This morning I am drawn to the popular 3:16 verse of John’s Gospel:
“For God so loved the world, that He gave His only begotten Son, that whoever believes in Him shall not perish, but have eternal life.”
Mostly, we read John 3:16 without much contemplation or connection to where the verse sits in John’s narrative. We simply wretch it out of its place and attach it to those sinners outside the church. This is a Billy Graham verse to move the crowds of the unsaved to a personal decision for Jesus. The words of John 3:16 are the content of a Christian evangelistic tract to make it easier for us to “witness” to total strangers, asking, “Are you going to heaven or to hell?” John, the apostle condemned to die in a vat of boiling oil and when he would not die, banished to a desert island because of the testimony of Jesus (Rev 1:9)—this John--however, did not record these words for “the sinner,” but for the church to get their hands a little dirty.
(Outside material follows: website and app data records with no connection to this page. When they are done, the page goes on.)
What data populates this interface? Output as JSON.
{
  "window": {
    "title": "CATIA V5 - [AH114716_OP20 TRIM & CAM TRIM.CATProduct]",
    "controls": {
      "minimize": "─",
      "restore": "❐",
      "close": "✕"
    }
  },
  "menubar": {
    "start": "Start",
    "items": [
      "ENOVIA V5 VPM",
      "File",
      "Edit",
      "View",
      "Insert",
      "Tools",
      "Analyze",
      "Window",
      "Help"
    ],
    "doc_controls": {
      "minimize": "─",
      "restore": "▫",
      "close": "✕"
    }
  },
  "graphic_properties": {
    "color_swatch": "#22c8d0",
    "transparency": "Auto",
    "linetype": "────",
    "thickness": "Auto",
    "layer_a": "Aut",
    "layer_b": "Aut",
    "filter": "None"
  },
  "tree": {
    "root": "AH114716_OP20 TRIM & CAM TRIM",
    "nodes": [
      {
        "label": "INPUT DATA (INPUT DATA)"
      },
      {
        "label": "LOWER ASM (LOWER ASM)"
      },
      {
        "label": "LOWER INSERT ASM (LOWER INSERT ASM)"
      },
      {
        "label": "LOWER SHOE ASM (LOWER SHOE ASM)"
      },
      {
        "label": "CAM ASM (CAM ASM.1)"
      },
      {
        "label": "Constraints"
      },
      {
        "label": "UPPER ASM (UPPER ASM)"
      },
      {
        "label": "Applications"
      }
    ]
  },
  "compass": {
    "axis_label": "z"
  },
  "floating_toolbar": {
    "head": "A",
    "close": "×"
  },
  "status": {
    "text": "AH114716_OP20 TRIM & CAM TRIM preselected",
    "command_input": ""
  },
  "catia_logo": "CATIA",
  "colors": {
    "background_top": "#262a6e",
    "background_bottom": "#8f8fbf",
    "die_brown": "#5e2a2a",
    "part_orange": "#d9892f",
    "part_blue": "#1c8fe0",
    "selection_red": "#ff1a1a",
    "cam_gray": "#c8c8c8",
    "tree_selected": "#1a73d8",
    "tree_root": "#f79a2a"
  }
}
John 3:16 is hinged on an Old Testament story (John 3:14-15; Numbers 21:4-9) where the people of Israel had complained about God’s provisions and rebelled against the original windy Spirit who led them into a dangerous place, and, then, how God sent poisonous snakes to kill off the rebels. (How dare he; God is love—no, he is also messy and holy and like that windy Spirit that does whatever it wants.) Snakes. It’s now more of a dangerous place to which the Israelites had gotten themselves into. And they wanted out. The only way: cry for help and repent. The only means: Live with the snakes, but trust a bronze snake statute to cure the poisonous bite. Just look at the raised symbol made of bronze and you will be saved.
This is the connection of John 3:16, the place where, amid the rebellion, we find our own way home, our own salvation as a church. John 3:16 reminds the complaining insiders (here at church) that God saves sinners—even those rebellious, stiff-necked, outsiders, for it is “whosoever” believes (and that can be scary, even dangerous for a church). There goes that windy Spirit again, blowing down and on wherever it so desires. We can’t choose the “whosoever.” But our own—our own church’s—rebellion against God is often seen in our refusal to identify with the messy places God’s Spirit chooses to blow us. For, we see in the next chapter (John 4) that the windy Spirit blows Jesus right into dirty territory, filled with outsiders, to talk specifically to a whoring, half-breed Samaritan woman (the truly marginalized of Jesus’ day). That windy Spirit, with the news of God’s love, has the habit of showing up in all the wrong places. If we truly believe what John 3:16 says, we will accept that that windy Spirit might put us in places where are hands might just have to get dirty, with and among some very messy "whosoever."
Chip M. Anderson, advocate for biblical social action; pastor of an urban church plant in the Hill neighborhood of New Haven, CT; husband, father, author, former Greek & NT professor; and, 19 years involved with social action.